On November 29, 2011, the Financial Guaranty Insurance Co. (“FGIC”) filed three lawsuits in New York state court against the mortgage divisions of Ally Financial. FGIC alleged that GMAC and the Residential Funding Company misrepresented to FGIC the quality of loans underlying RMBS valued at $3.8 billion in order to obtain insurance policies from FGIC that were purportedly necessary for the RMBS to be given a AAA credit rating. FGIC’s insurance policies guaranteed principal and interest payment on the securities at issue. FGIC asserts a number of causes of action in each case, including claims for various contractual breaches, fraudulent inducement, and tortious interference. Complaint A. Complaint B. Complaint C.
On September 29, 2011 two German banks, Landesbank Sachsen AG and Landesbank Baden-Wurttemberg, and the banks’ Irish asset manager, Sealink, filed three suits in New York state court. Plaintiffs name Bank of America Corp., JP Morgan, Countrywide Financial Corp., Bear Stearns, Washington Mutual, and certain Countrywide executives in claims for fraudulent and negligent misrepresentation, aiding and abetting, and vicarious and successor liability.

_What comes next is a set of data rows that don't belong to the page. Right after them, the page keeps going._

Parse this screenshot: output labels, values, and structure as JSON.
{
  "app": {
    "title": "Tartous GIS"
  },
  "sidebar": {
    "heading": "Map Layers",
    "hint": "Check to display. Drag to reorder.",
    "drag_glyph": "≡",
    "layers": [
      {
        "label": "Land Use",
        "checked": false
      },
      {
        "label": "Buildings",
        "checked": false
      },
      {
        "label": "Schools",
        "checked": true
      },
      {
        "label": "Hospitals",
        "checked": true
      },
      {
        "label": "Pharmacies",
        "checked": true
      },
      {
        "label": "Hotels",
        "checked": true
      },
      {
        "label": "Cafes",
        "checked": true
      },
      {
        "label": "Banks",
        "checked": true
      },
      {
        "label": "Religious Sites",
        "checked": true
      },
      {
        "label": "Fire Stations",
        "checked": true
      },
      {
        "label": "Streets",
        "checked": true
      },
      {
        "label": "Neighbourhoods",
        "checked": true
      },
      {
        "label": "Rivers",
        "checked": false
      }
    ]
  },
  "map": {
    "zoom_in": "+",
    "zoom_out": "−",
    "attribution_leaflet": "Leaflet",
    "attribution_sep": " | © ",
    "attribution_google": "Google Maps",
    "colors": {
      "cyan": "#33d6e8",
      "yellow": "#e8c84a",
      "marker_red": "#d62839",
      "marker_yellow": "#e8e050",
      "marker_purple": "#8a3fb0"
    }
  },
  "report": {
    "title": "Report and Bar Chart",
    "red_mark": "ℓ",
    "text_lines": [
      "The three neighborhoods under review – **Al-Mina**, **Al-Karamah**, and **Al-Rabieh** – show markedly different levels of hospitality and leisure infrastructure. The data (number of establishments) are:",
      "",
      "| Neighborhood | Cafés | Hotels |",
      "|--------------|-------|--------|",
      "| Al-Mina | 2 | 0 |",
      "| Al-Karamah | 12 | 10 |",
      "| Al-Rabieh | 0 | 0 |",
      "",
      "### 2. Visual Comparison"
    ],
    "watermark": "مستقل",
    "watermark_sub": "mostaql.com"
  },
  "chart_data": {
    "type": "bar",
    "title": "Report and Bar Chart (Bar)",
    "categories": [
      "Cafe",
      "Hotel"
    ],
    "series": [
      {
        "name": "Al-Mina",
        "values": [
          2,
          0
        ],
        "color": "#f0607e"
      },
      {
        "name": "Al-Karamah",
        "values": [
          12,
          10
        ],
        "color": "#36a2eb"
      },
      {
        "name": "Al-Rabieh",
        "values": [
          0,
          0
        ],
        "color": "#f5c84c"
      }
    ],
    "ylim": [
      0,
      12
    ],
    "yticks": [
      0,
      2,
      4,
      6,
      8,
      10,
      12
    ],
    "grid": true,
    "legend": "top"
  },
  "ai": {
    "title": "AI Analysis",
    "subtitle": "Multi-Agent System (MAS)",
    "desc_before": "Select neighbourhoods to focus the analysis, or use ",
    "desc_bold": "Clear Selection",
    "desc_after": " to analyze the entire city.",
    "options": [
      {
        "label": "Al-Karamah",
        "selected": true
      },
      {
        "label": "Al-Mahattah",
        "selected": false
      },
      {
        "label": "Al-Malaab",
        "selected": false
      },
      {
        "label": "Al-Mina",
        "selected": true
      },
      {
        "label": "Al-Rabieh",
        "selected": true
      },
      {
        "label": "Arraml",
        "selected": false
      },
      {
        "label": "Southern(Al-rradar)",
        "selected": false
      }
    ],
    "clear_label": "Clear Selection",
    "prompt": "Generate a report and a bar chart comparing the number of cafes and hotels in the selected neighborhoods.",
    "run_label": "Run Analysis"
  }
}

Plaintiffs allege that the defendants concealed the risks of the underlying mortgages through alleged misstatements as to originator underwriting practices and allegedly overstated appraisals. Plaintiffs seek compensatory, rescissory, and punitive damages. Index No. 652680/2011. Index No. 652681/2011. Index No. 652679/2011.
On September 7, 2011, Stichting Pensioenfonds ABP, a pension fund based in the Netherlands, sued Deutsche Bank and certain of its officers in New York state court, alleging the bank committed fraud by misrepresenting the quality of the loans underlying its mortgage-backed securities. In support of its claims that Deutsche Bank knew about the poor quality of the loans and the loan originators’ noncompliance with underwriting guidelines, the fund cites the Financial Crisis Inquiry Commission and the Levin Report for the proposition that Deutsche Bank entered into credit default swaps to short the securities. The complaint seeks monetary damages and rescission based on claims for common law fraud, aiding and abetting, and negligent misrepresentation. Complaint.
On August 26, 2011, Walnut Place Investors removed Bank of America’s proposed $8.5 billion settlement with holders of Countrywide Financial Corporation’s RMBS from New York State Court to the United States District Court for the Southern District of New York. The attorneys for Walnut Place Investors, Grais & Ellsworth, noted that the case is subject to federal jurisdiction as a mass action under the Class Action Fairness Act (“CAFA”). In a letter addressed to counsel for Bank of New York Mellon, Grais & Ellsworth argued that removal should not create any additional delay in ultimately settling the action. Grais & Ellsworth also represents several other parties that intervened in the proposed settlement including several Federal Home Loan Banks, pension funds, and private equity firms. Letter and Notice of Removal.